Whether the money ultimately comes from the feds, the state legislature, or both, it seems likely that the implementation of body cams will occur in the very near future (some departments have already implemented them). For example, the Massachusetts Chiefs of Police Association has indicated its approval of the use of body cams, although it currently takes issue with the bill currently before the state legislature. Attorney General Maura Healey has indicated she would also be open to the initiative. Despite this support, Governor Charlie Baker has expressed skepticism to the idea because of "new privacy concerns" which would arise from their use. That said, any "privacy concerns" associated with the body cams are likely diminished by certain provisions in the bill, as it currently exists, requiring law enforcement to "inform the individual…that the audio and visual content of the interaction is being captured on film." Additionally, the bill states "[i]f an individual does not want his or her interaction" to be recorded, "the officer… interacting with the individual shall turn off their personal audio-video recording device."

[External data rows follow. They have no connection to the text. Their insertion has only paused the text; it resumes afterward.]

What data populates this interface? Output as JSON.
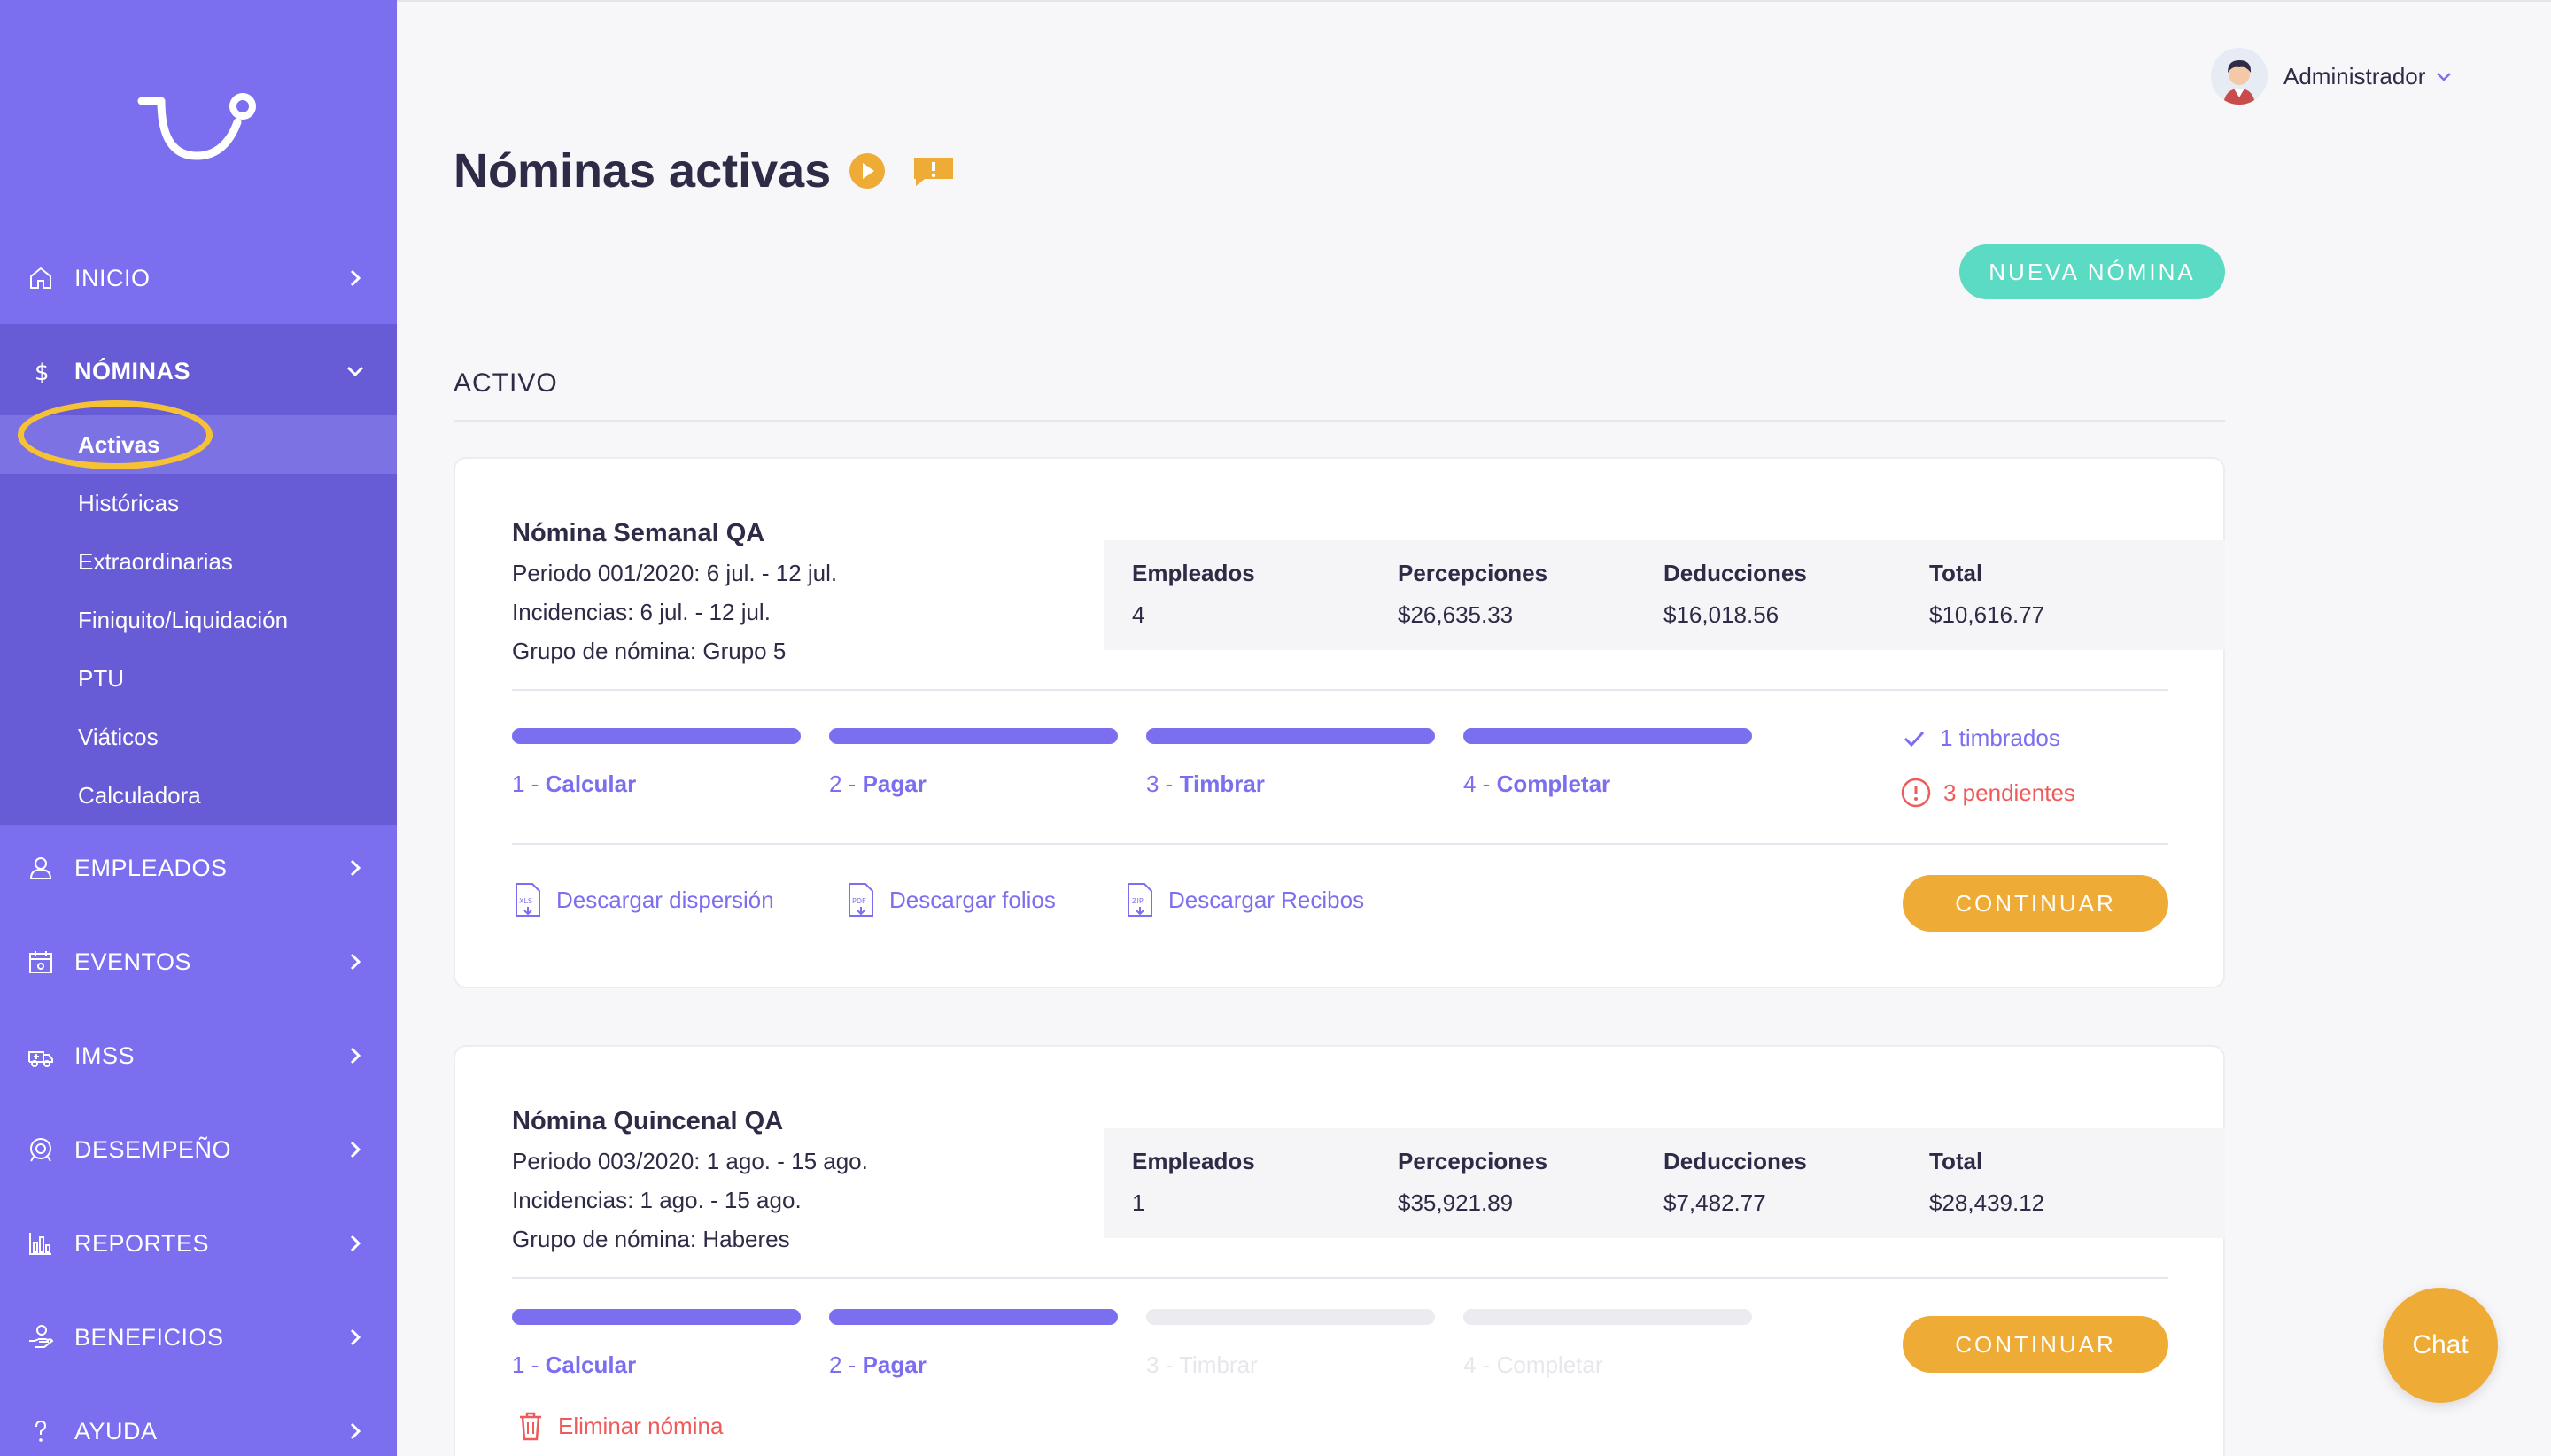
{
  "sidebar": {
    "items": [
      {
        "label": "INICIO",
        "icon": "home-icon"
      },
      {
        "label": "NÓMINAS",
        "icon": "dollar-icon"
      },
      {
        "label": "EMPLEADOS",
        "icon": "user-icon"
      },
      {
        "label": "EVENTOS",
        "icon": "calendar-icon"
      },
      {
        "label": "IMSS",
        "icon": "ambulance-icon"
      },
      {
        "label": "DESEMPEÑO",
        "icon": "target-icon"
      },
      {
        "label": "REPORTES",
        "icon": "bar-chart-icon"
      },
      {
        "label": "BENEFICIOS",
        "icon": "hand-coin-icon"
      },
      {
        "label": "AYUDA",
        "icon": "question-icon"
      }
    ],
    "submenu": [
      "Activas",
      "Históricas",
      "Extraordinarias",
      "Finiquito/Liquidación",
      "PTU",
      "Viáticos",
      "Calculadora"
    ]
  },
  "header": {
    "user": "Administrador"
  },
  "main": {
    "title": "Nóminas activas",
    "new_button": "NUEVA NÓMINA",
    "section": "ACTIVO"
  },
  "cards": [
    {
      "title": "Nómina Semanal QA",
      "periodo": "Periodo 001/2020: 6 jul. - 12 jul.",
      "incidencias": "Incidencias: 6 jul. - 12 jul.",
      "grupo": "Grupo de nómina: Grupo 5",
      "stats": [
        {
          "label": "Empleados",
          "value": "4"
        },
        {
          "label": "Percepciones",
          "value": "$26,635.33"
        },
        {
          "label": "Deducciones",
          "value": "$16,018.56"
        },
        {
          "label": "Total",
          "value": "$10,616.77"
        }
      ],
      "steps": [
        {
          "num": "1 - ",
          "name": "Calcular",
          "done": true
        },
        {
          "num": "2 - ",
          "name": "Pagar",
          "done": true
        },
        {
          "num": "3 - ",
          "name": "Timbrar",
          "done": true
        },
        {
          "num": "4 - ",
          "name": "Completar",
          "done": true
        }
      ],
      "timbrados": "1 timbrados",
      "pendientes": "3 pendientes",
      "downloads": [
        "Descargar dispersión",
        "Descargar folios",
        "Descargar Recibos"
      ],
      "continue_label": "CONTINUAR"
    },
    {
      "title": "Nómina Quincenal QA",
      "periodo": "Periodo 003/2020: 1 ago. - 15 ago.",
      "incidencias": "Incidencias: 1 ago. - 15 ago.",
      "grupo": "Grupo de nómina: Haberes",
      "stats": [
        {
          "label": "Empleados",
          "value": "1"
        },
        {
          "label": "Percepciones",
          "value": "$35,921.89"
        },
        {
          "label": "Deducciones",
          "value": "$7,482.77"
        },
        {
          "label": "Total",
          "value": "$28,439.12"
        }
      ],
      "steps": [
        {
          "num": "1 - ",
          "name": "Calcular",
          "done": true
        },
        {
          "num": "2 - ",
          "name": "Pagar",
          "done": true
        },
        {
          "num": "3 - ",
          "name": "Timbrar",
          "done": false
        },
        {
          "num": "4 - ",
          "name": "Completar",
          "done": false
        }
      ],
      "delete_label": "Eliminar nómina",
      "continue_label": "CONTINUAR"
    }
  ],
  "chat": {
    "label": "Chat"
  },
  "colors": {
    "sidebar": "#7b6ff0",
    "sidebar_active": "#675bd6",
    "accent": "#7b6ff0",
    "teal_button": "#5cdbc4",
    "orange_button": "#eeab36",
    "warning": "#ef5a5a",
    "highlight_ring": "#f6c235"
  }
}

We may forget at times, but police officers, like the rest of us, are human. Perception is oftentimes imperfect, especially in rapidly developing, high pressure situations. The ability to perfectly recall what occurred during an encounter, be it from the perspective of the civilian or the officer, is all but impossible. Whether a routine traffic stop, the execution of a search warrant, responding to a domestic dispute, or, perhaps most importantly, when the use of force is employed during any of the above, the use of body cams would have the effect of helping to ensure that the event or encounter is properly and accurately recorded.

As a criminal defense attorney, I see time and time again important discrepancies between the manner in which an encounter is described by a client compared with the way in which the same encounter is described by law enforcement in a post-hoc report (often authored days or weeks after the encounter occurred). Whether the discrepancies are attributable to intentional misinformation, imperfect memory, or a combination of both, systems must be put in place to help ameliorate the effect of such differences. A defendant's freedom should not turn merely on a single statement in a police report based upon imperfect recall of an event occurring sometime prior, especially where we have the means to ensure accurate and appropriate recording and documentation of those events. Moreover, law enforcement will also benefit from the implementation of these body cams because they will help to weed out frivolous claims of excessive force or unconstitutional actions by persons subject to police interactions. Lately, there have been groups, such as WeCopWatch or the Network for the Elimination of Police Violence (who may have their own agendas), who have promoted the use of cell phones cameras to capture law enforcement interactions. The body cams will law enforcement to counter those groups if they attempt to alter, doctor or edit such cell phone camera footage.

Either way, the bottom line is this: what can inculpate can just as easily exculpate. While body cams will allow a better record when law enforcement uses excessive force or inappropriate tactics, so too will they allow law enforcement to protect themselves from unfounded claims of police brutality or unconstitutional behavior in the same way.